The other mom stared at me a little bit strangely, nodding her head. I think she really had no idea what to say. She said, “Ok, interesting. What exactly do you mean by body safety?I then began to share with her about how sexual abuse is so common these days and how I want to do everything I can to prevent my kids from being sexually abused or molested and so instead of just trying to guess who might be a potential abuser and who might not {because it could be anyone}, I just choose to have the conversation with everyone. I tell her that I like to know who is going to be home when he is there for a playdate {father, sibling, other friends etc}, where will they be playing, what does supervision look like, and so on. I also share with her that my son has some body safety rules that help to guide his choices about his body and interactions with others, and I give her a heads up that he might mention his body safety rules. I then go on to share our rules around body safety with the mom {mentioned here in the post: Why We Dont Keep Secrets In Our House and sourced from the Parenting Safe Children Workshop and the book, Off Limits by Sandy K. Wurtele, Ph.D. and Feather Berkower, MSW}. She asks me more questions, mostly about what else we do for sexual abuse prevention. At this point, all nervousness on my part has subsided, and I tell her that my husband and I have these conversations with anyone who will be with our sons and we ask questions about sexual abuse prevention to schools we are looking at and any other organization whose employees might be supervising our kids. She thanks me for talking with her about this {seriously, Im not making it up} and thats that. Exhale.
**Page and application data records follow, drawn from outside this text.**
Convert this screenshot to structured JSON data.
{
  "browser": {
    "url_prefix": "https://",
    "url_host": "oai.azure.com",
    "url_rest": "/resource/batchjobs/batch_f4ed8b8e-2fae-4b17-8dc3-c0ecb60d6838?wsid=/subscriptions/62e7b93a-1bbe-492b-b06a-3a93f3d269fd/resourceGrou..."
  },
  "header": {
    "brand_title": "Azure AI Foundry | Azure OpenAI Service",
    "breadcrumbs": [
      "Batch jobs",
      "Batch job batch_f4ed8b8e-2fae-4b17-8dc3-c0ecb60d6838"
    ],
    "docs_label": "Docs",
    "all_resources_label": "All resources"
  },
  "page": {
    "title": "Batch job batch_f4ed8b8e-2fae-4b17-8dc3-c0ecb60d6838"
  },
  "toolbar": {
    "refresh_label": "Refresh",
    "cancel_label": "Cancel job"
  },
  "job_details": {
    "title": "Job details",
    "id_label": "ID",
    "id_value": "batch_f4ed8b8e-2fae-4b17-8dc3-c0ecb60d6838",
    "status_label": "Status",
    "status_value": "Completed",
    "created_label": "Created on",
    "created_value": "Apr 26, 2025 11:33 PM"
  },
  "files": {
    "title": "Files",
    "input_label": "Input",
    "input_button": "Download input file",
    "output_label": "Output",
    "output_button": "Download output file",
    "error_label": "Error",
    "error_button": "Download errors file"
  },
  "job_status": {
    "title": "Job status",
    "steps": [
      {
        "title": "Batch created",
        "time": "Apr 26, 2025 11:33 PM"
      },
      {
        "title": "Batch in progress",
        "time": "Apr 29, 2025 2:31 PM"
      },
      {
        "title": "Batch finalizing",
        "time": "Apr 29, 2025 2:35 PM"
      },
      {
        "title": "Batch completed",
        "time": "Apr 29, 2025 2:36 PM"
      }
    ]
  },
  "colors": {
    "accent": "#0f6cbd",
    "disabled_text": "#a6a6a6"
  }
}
I have yet to have a parent respond to me in anger or accuse me of suggesting they might abuse my child. They may think that, but no one has ever said it to me. And after the initial awkwardness has run its course, Ive found the conversations to be more connecting than anything else. After all, as parents, we want to do our best to protect our kids, right?

So, just like I hope that I can do enough prevention on my sons behalf so that he never has to use his Epi-pen for an allergic reaction, so too do I hope to do whatever prevention it takes so that my son never has to put his body safety rules into play. Yes, I want to empower my kids with their body safety rules, but the responsibility of prevention falls first and foremost on me, the parent. So, this is why I believe that these conversations {with anyone who supervises my children}, are worth every ounce of awkwardness and discomfort that may arise.